A prominent Latina civil rights figure will soon receive the U.S.’ highest civilian honor.
Yesterday President Barack Obama named Sylvia Mendez as one of the fifteen honorees to receive the Medal of Freedom in early 2011. The award will be given to “individuals who have made especially meritorious contributions to the security or national interests of the United States, to world peace, or to cultural or other significant public or private endeavors," according to a White House statement.
Mendez, who is of Mexican and Puerto Rican descent, is best known for a vital court case that began the process of desegregating schools. In 1943 an eight-year-old Mendez was barred from enrolling in an Orange County, California public elementary school for “whites” due to her dark skin and racial background. Her parents joined with other Latino parents and subsequently filed a federal lawsuit against the school district. Mendez reportedly testified and “showed that Hispanic-American students had the same capacity for learning as their white counterparts.” A federal judge ruled in favor of the plaintiffs and in 1947 then-governor Earl Warren ordered all Californian schools to halt racial segregation.
The verdict in the Mendez v. Westminster case came seven years before the landmark Brown v. Board of Education case in the Supreme Court ended racial segregation in public schools. The unanimous decision by the high court (including Chief Justice Earl Warren) may not have been reached without the breakthrough decision involving Sylvia Mendez.
The following video excerpt comes from a 2002 documentary that examined the immediate and long-term repercussions of impact the Mendez v. Westminster case:
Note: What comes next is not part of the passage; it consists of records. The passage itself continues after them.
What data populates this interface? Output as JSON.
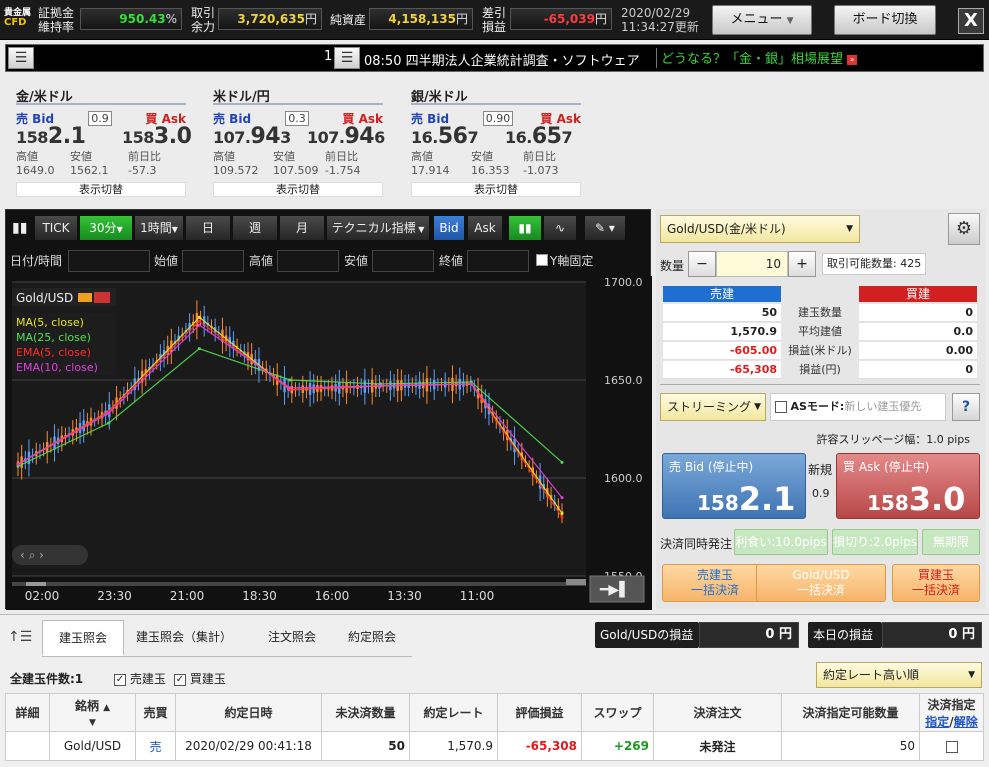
{
  "topbar": {
    "logo_top": "貴金属",
    "logo_bottom": "CFD",
    "margin_label_1": "証拠金",
    "margin_label_2": "維持率",
    "margin_value": "950.43",
    "margin_unit": "%",
    "margin_color": "#34e034",
    "trade_label_1": "取引",
    "trade_label_2": "余力",
    "trade_value": "3,720,635",
    "trade_unit": "円",
    "net_label": "純資産",
    "net_value": "4,158,135",
    "net_unit": "円",
    "diff_label_1": "差引",
    "diff_label_2": "損益",
    "diff_value": "-65,039",
    "diff_unit": "円",
    "diff_color": "#ff3b3b",
    "value_color": "#f0d23a",
    "date": "2020/02/29",
    "time": "11:34:27更新",
    "menu_label": "メニュー",
    "board_label": "ボード切換",
    "close_label": "X"
  },
  "news": {
    "left_number": "1",
    "headline": "08:50 四半期法人企業統計調査・ソフトウェア",
    "ad_text": "どうなる？「金・銀」相場展望",
    "ad_color": "#39d339"
  },
  "quotes": [
    {
      "title": "金/米ドル",
      "bid_label": "売 Bid",
      "ask_label": "買 Ask",
      "spread": "0.9",
      "bid_prefix": "158",
      "bid_big": "2.1",
      "bid_tail": "",
      "ask_prefix": "158",
      "ask_big": "3.0",
      "ask_tail": "",
      "high_label": "高値",
      "low_label": "安値",
      "chg_label": "前日比",
      "high": "1649.0",
      "low": "1562.1",
      "chg": "-57.3",
      "toggle": "表示切替"
    },
    {
      "title": "米ドル/円",
      "bid_label": "売 Bid",
      "ask_label": "買 Ask",
      "spread": "0.3",
      "bid_prefix": "107.",
      "bid_big": "94",
      "bid_tail": "3",
      "ask_prefix": "107.",
      "ask_big": "94",
      "ask_tail": "6",
      "high_label": "高値",
      "low_label": "安値",
      "chg_label": "前日比",
      "high": "109.572",
      "low": "107.509",
      "chg": "-1.754",
      "toggle": "表示切替"
    },
    {
      "title": "銀/米ドル",
      "bid_label": "売 Bid",
      "ask_label": "買 Ask",
      "spread": "0.90",
      "bid_prefix": "16.",
      "bid_big": "56",
      "bid_tail": "7",
      "ask_prefix": "16.",
      "ask_big": "65",
      "ask_tail": "7",
      "high_label": "高値",
      "low_label": "安値",
      "chg_label": "前日比",
      "high": "17.914",
      "low": "16.353",
      "chg": "-1.073",
      "toggle": "表示切替"
    }
  ],
  "chart": {
    "toolbar": {
      "tick": "TICK",
      "m30": "30分",
      "h1": "1時間",
      "day": "日",
      "week": "週",
      "month": "月",
      "tech": "テクニカル指標",
      "bid": "Bid",
      "ask": "Ask"
    },
    "ohlc": {
      "date": "日付/時間",
      "open": "始値",
      "high": "高値",
      "low": "安値",
      "close": "終値",
      "yfix": "Y軸固定"
    },
    "symbol": "Gold/USD",
    "legend": [
      {
        "name": "MA(5, close)",
        "color": "#e6e61e"
      },
      {
        "name": "MA(25, close)",
        "color": "#4fe04f"
      },
      {
        "name": "EMA(5, close)",
        "color": "#ff2a2a"
      },
      {
        "name": "EMA(10, close)",
        "color": "#e040e0"
      }
    ],
    "y_ticks": [
      "1700.0",
      "1650.0",
      "1600.0",
      "1550.0"
    ],
    "x_ticks": [
      "02:00",
      "23:30",
      "21:00",
      "18:30",
      "16:00",
      "13:30",
      "11:00"
    ]
  },
  "chart_data": {
    "type": "line",
    "title": "Gold/USD",
    "ylim": [
      1550,
      1700
    ],
    "x": [
      "02:00",
      "23:30",
      "21:00",
      "18:30",
      "16:00",
      "13:30",
      "11:00"
    ],
    "series": [
      {
        "name": "MA(5, close)",
        "values": [
          1607,
          1634,
          1682,
          1645,
          1647,
          1648,
          1582
        ]
      },
      {
        "name": "MA(25, close)",
        "values": [
          1606,
          1628,
          1666,
          1650,
          1648,
          1649,
          1608
        ]
      },
      {
        "name": "EMA(5, close)",
        "values": [
          1607,
          1634,
          1680,
          1645,
          1647,
          1648,
          1580
        ]
      },
      {
        "name": "EMA(10, close)",
        "values": [
          1607,
          1633,
          1678,
          1646,
          1647,
          1648,
          1590
        ]
      }
    ]
  },
  "order": {
    "symbol_select": "Gold/USD(金/米ドル)",
    "qty_label": "数量",
    "qty_value": "10",
    "qty_minus": "−",
    "qty_plus": "+",
    "tradable": "取引可能数量: 425",
    "sell_header": "売建",
    "buy_header": "買建",
    "rows": [
      {
        "label": "建玉数量",
        "sell": "50",
        "buy": "0",
        "sell_color": "#222"
      },
      {
        "label": "平均建値",
        "sell": "1,570.9",
        "buy": "0.0",
        "sell_color": "#222"
      },
      {
        "label": "損益(米ドル)",
        "sell": "-605.00",
        "buy": "0.00",
        "sell_color": "#e01b1b"
      },
      {
        "label": "損益(円)",
        "sell": "-65,308",
        "buy": "0",
        "sell_color": "#e01b1b"
      }
    ],
    "mode_select": "ストリーミング",
    "as_label": "ASモード:",
    "as_placeholder": "新しい建玉優先",
    "help": "?",
    "slippage": "許容スリッページ幅：1.0 pips",
    "bid_label": "売 Bid (停止中)",
    "bid_prefix": "158",
    "bid_big": "2.1",
    "new_label": "新規",
    "spread": "0.9",
    "ask_label": "買 Ask (停止中)",
    "ask_prefix": "158",
    "ask_big": "3.0",
    "settle_label": "決済同時発注",
    "profit_btn": "利食い:10.0pips",
    "loss_btn": "損切り:2.0pips",
    "unlimited_btn": "無期限",
    "settle_sell_1": "売建玉",
    "settle_sell_2": "一括決済",
    "settle_all_1": "Gold/USD",
    "settle_all_2": "一括決済",
    "settle_buy_1": "買建玉",
    "settle_buy_2": "一括決済"
  },
  "bottom": {
    "tabs": [
      "建玉照会",
      "建玉照会（集計）",
      "注文照会",
      "約定照会"
    ],
    "gold_pl_label": "Gold/USDの損益",
    "gold_pl_value": "0 円",
    "today_pl_label": "本日の損益",
    "today_pl_value": "0 円",
    "count_label": "全建玉件数:1",
    "filter_sell": "売建玉",
    "filter_buy": "買建玉",
    "sort_select": "約定レート高い順",
    "headers": [
      "詳細",
      "銘柄",
      "売買",
      "約定日時",
      "未決済数量",
      "約定レート",
      "評価損益",
      "スワップ",
      "決済注文",
      "決済指定可能数量",
      "決済指定"
    ],
    "header_link_a": "指定",
    "header_link_b": "解除",
    "row": {
      "detail": "",
      "symbol": "Gold/USD",
      "side": "売",
      "datetime": "2020/02/29 00:41:18",
      "qty": "50",
      "rate": "1,570.9",
      "pl": "-65,308",
      "swap": "+269",
      "order": "未発注",
      "settle_qty": "50"
    }
  }
}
Since the fiftieth anniversary of the Brown case in 2004, the Mendez decision has received renewed attention. Sylvia Mendez is a retired nurse and mother of two who travels and lectures on the importance of getting a solid education. In 2007 a stamp was dedicated in her name while in 2009 a school in the Los Angeles neighborhood was named after her parents, Felicitas and Gonzalo Mendez.
Ex-President George H.W. Bush, poet Maya Angelou and baseball legend Stan Musial were also named as the next Medal of Freedom recipients.
Dancer/actress Chita Rivera and Dr. Pedro Jose Greer received the medal in August 2009 and other Latinos who previously received the prestigious honor included Roberto Clemente and Cesar Chavez. Not every recipient is universally praised, as was the case (in our opinion) with then-Colombian President Alvaro Uribe.
Video Source - YouTube
Online Sources- White House, Poder 360, UPI, Wikipedia, In Motion Magazine, USA TODAY, The Latin Americanist